Your instructions:
Return, from the listing below, each line where the word "shield" appears.

Source data:
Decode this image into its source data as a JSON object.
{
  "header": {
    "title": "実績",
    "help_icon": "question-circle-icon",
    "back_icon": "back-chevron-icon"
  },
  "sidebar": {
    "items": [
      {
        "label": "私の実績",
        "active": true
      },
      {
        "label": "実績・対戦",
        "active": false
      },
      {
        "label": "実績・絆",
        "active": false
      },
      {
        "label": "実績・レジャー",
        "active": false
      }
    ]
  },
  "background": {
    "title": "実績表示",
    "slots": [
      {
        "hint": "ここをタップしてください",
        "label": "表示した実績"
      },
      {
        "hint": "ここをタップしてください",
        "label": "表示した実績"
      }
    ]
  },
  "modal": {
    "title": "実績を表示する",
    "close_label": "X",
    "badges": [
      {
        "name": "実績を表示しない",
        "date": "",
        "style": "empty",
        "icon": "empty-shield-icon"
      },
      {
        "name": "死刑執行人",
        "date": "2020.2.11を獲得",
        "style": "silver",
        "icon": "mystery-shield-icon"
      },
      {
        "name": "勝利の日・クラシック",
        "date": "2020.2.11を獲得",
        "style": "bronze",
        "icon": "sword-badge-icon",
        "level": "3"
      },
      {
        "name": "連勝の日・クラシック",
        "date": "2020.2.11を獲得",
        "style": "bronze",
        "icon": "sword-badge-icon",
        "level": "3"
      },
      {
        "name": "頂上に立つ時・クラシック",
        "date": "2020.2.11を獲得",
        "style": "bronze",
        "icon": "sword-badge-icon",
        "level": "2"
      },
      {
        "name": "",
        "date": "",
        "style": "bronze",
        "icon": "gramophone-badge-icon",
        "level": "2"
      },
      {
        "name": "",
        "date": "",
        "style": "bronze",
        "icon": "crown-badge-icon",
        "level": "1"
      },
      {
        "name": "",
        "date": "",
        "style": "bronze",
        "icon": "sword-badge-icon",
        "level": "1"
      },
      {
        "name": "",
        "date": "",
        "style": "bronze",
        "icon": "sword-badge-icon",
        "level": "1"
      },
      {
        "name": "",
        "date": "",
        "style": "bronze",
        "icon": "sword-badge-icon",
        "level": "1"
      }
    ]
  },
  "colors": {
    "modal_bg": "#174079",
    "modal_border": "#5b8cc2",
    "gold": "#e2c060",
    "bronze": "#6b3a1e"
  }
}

Written solution:
        "icon": "empty-shield-icon"
        "icon": "mystery-shield-icon"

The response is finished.